◆ **Prompt**: Reproduce all of the data exactly as written.

(Beginning of Given data)

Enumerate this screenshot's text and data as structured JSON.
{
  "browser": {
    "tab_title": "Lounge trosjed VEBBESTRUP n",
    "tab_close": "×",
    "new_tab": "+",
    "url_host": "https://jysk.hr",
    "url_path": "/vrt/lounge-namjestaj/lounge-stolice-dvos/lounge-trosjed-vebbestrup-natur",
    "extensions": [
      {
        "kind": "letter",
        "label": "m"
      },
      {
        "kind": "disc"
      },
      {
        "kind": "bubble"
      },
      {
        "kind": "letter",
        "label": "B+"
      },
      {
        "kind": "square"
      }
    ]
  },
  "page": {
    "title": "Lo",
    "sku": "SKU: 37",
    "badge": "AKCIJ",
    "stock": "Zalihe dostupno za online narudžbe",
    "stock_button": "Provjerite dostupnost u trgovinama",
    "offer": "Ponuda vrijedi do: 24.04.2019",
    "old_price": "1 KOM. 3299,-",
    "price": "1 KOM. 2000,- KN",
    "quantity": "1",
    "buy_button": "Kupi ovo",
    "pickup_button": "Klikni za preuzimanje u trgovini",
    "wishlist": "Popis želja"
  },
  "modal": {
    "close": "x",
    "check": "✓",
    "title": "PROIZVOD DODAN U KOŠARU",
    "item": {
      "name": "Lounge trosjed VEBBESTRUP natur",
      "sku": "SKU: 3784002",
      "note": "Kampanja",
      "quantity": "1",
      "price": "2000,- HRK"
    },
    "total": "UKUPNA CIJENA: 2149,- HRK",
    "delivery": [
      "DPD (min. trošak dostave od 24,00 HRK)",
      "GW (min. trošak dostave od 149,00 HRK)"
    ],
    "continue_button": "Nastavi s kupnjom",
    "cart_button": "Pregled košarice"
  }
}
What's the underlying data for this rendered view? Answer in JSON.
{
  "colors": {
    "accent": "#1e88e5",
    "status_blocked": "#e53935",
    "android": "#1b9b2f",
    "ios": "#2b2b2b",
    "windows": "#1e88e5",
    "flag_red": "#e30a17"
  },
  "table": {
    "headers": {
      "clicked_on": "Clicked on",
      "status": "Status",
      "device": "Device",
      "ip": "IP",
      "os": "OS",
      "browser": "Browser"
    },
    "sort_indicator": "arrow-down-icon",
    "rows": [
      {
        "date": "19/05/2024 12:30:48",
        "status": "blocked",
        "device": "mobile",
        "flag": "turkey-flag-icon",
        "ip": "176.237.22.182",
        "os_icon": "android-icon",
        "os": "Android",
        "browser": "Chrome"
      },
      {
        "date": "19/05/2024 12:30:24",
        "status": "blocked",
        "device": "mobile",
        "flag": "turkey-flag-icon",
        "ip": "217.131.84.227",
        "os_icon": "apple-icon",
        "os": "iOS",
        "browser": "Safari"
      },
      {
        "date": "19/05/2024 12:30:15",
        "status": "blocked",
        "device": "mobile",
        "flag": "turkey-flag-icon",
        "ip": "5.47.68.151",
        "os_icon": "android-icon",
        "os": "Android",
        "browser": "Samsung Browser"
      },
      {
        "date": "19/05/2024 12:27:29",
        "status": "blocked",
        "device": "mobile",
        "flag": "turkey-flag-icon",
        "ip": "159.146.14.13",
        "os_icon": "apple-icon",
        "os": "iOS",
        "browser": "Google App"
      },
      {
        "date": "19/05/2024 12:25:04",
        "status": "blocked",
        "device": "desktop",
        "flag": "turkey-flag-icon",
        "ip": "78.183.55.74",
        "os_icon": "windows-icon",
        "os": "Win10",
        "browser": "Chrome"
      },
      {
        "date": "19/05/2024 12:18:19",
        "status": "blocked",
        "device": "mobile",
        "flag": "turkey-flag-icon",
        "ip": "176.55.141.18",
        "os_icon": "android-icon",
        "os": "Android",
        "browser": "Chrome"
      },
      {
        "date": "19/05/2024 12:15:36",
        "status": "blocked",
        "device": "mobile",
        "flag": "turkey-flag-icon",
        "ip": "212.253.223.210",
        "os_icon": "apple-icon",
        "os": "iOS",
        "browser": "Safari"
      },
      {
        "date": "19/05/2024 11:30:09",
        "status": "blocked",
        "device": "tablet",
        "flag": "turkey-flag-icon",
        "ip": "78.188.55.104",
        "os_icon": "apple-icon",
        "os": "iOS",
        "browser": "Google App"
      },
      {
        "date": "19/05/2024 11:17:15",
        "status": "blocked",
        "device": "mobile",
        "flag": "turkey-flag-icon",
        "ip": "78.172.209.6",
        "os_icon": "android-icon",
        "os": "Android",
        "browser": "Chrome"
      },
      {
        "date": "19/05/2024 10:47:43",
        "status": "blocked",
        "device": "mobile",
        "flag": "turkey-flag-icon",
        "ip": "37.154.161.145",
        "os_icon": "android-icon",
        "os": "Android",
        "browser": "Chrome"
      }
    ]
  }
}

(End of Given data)

◆ **Result of this exercise**:
Enumerate this screenshot's text and data as structured JSON.
{
  "browser": {
    "tab_title": "Lounge trosjed VEBBESTRUP n",
    "tab_close": "×",
    "new_tab": "+",
    "url_host": "https://jysk.hr",
    "url_path": "/vrt/lounge-namjestaj/lounge-stolice-dvos/lounge-trosjed-vebbestrup-natur",
    "extensions": [
      {
        "kind": "letter",
        "label": "m"
      },
      {
        "kind": "disc"
      },
      {
        "kind": "bubble"
      },
      {
        "kind": "letter",
        "label": "B+"
      },
      {
        "kind": "square"
      }
    ]
  },
  "page": {
    "title": "Lo",
    "sku": "SKU: 37",
    "badge": "AKCIJ",
    "stock": "Zalihe dostupno za online narudžbe",
    "stock_button": "Provjerite dostupnost u trgovinama",
    "offer": "Ponuda vrijedi do: 24.04.2019",
    "old_price": "1 KOM. 3299,-",
    "price": "1 KOM. 2000,- KN",
    "quantity": "1",
    "buy_button": "Kupi ovo",
    "pickup_button": "Klikni za preuzimanje u trgovini",
    "wishlist": "Popis želja"
  },
  "modal": {
    "close": "x",
    "check": "✓",
    "title": "PROIZVOD DODAN U KOŠARU",
    "item": {
      "name": "Lounge trosjed VEBBESTRUP natur",
      "sku": "SKU: 3784002",
      "note": "Kampanja",
      "quantity": "1",
      "price": "2000,- HRK"
    },
    "total": "UKUPNA CIJENA: 2149,- HRK",
    "delivery": [
      "DPD (min. trošak dostave od 24,00 HRK)",
      "GW (min. trošak dostave od 149,00 HRK)"
    ],
    "continue_button": "Nastavi s kupnjom",
    "cart_button": "Pregled košarice"
  }
}
What's the underlying data for this rendered view? Answer in JSON.
{
  "colors": {
    "accent": "#1e88e5",
    "status_blocked": "#e53935",
    "android": "#1b9b2f",
    "ios": "#2b2b2b",
    "windows": "#1e88e5",
    "flag_red": "#e30a17"
  },
  "table": {
    "headers": {
      "clicked_on": "Clicked on",
      "status": "Status",
      "device": "Device",
      "ip": "IP",
      "os": "OS",
      "browser": "Browser"
    },
    "sort_indicator": "arrow-down-icon",
    "rows": [
      {
        "date": "19/05/2024 12:30:48",
        "status": "blocked",
        "device": "mobile",
        "flag": "turkey-flag-icon",
        "ip": "176.237.22.182",
        "os_icon": "android-icon",
        "os": "Android",
        "browser": "Chrome"
      },
      {
        "date": "19/05/2024 12:30:24",
        "status": "blocked",
        "device": "mobile",
        "flag": "turkey-flag-icon",
        "ip": "217.131.84.227",
        "os_icon": "apple-icon",
        "os": "iOS",
        "browser": "Safari"
      },
      {
        "date": "19/05/2024 12:30:15",
        "status": "blocked",
        "device": "mobile",
        "flag": "turkey-flag-icon",
        "ip": "5.47.68.151",
        "os_icon": "android-icon",
        "os": "Android",
        "browser": "Samsung Browser"
      },
      {
        "date": "19/05/2024 12:27:29",
        "status": "blocked",
        "device": "mobile",
        "flag": "turkey-flag-icon",
        "ip": "159.146.14.13",
        "os_icon": "apple-icon",
        "os": "iOS",
        "browser": "Google App"
      },
      {
        "date": "19/05/2024 12:25:04",
        "status": "blocked",
        "device": "desktop",
        "flag": "turkey-flag-icon",
        "ip": "78.183.55.74",
        "os_icon": "windows-icon",
        "os": "Win10",
        "browser": "Chrome"
      },
      {
        "date": "19/05/2024 12:18:19",
        "status": "blocked",
        "device": "mobile",
        "flag": "turkey-flag-icon",
        "ip": "176.55.141.18",
        "os_icon": "android-icon",
        "os": "Android",
        "browser": "Chrome"
      },
      {
        "date": "19/05/2024 12:15:36",
        "status": "blocked",
        "device": "mobile",
        "flag": "turkey-flag-icon",
        "ip": "212.253.223.210",
        "os_icon": "apple-icon",
        "os": "iOS",
        "browser": "Safari"
      },
      {
        "date": "19/05/2024 11:30:09",
        "status": "blocked",
        "device": "tablet",
        "flag": "turkey-flag-icon",
        "ip": "78.188.55.104",
        "os_icon": "apple-icon",
        "os": "iOS",
        "browser": "Google App"
      },
      {
        "date": "19/05/2024 11:17:15",
        "status": "blocked",
        "device": "mobile",
        "flag": "turkey-flag-icon",
        "ip": "78.172.209.6",
        "os_icon": "android-icon",
        "os": "Android",
        "browser": "Chrome"
      },
      {
        "date": "19/05/2024 10:47:43",
        "status": "blocked",
        "device": "mobile",
        "flag": "turkey-flag-icon",
        "ip": "37.154.161.145",
        "os_icon": "android-icon",
        "os": "Android",
        "browser": "Chrome"
      }
    ]
  }
}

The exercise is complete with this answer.